Most animals appear symmetrical at first glance, but we're full of internal lop-sidedness. From the hand used to pick up a pencil or throw a baseball, to where language is generated in the brain, to the orientation of our internal organs, humans are a glut of asymmetries. Worms aren't so different: The roundworm Caenorhabditis elegans has nerves on its left and right sides that perform different functions. Like handedness, the determination of which nerves develop on which side seems random from worm to worm.

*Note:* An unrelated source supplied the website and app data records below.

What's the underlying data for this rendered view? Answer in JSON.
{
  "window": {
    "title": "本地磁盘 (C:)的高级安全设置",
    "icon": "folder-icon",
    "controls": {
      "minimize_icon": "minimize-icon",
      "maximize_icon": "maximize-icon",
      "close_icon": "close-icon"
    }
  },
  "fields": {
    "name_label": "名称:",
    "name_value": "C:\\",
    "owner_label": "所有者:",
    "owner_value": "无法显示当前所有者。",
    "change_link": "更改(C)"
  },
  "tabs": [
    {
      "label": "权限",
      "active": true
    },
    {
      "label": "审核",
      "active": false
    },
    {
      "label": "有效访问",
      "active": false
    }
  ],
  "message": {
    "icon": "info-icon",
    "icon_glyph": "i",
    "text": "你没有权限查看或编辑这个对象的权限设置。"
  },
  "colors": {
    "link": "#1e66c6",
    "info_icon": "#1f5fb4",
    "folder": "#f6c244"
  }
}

But now, Rockefeller University and Howard Hughes Medical Institute scientists working to demystify the worm's asymmetry have discovered that the arbitrary left-right configurations of two types of olfactory neurons are established during development. In a study released in the May 18 issue of Cell, the researchers show that embryonic worms have a system of gap junctions -- "broadband" communication channels through which cells pass many kinds of molecules and electrical signals -- that allow growing neurons on the left and right to communicate with each other, a system that dissolves as the worm develops.
Every neuron in the adult C. elegans has been mapped and named. Handedness researchers are particularly interested in two olfactory neurons, AWCON and AWCOFF, one each on the left and right side of the worm's body. AWCON has one set of responsibilities, while AWCOFF has a totally different set of functions. Which side houses each of the nerves -- right or left -- appears to be random, with their positions reversed about 50 percent of the time. "What makes this an interesting puzzle to solve is understanding how the left and the right side become different from each other, and how they coordinate their activity so that every worm still has exactly one of each type of cell," says the paper's senior author Cori Bargmann, Torsten N. Wiesel Professor and head of the Laboratory of Neural Circuits and Behavior at Rockefeller. "What is it that
Contact: Joseph Bonner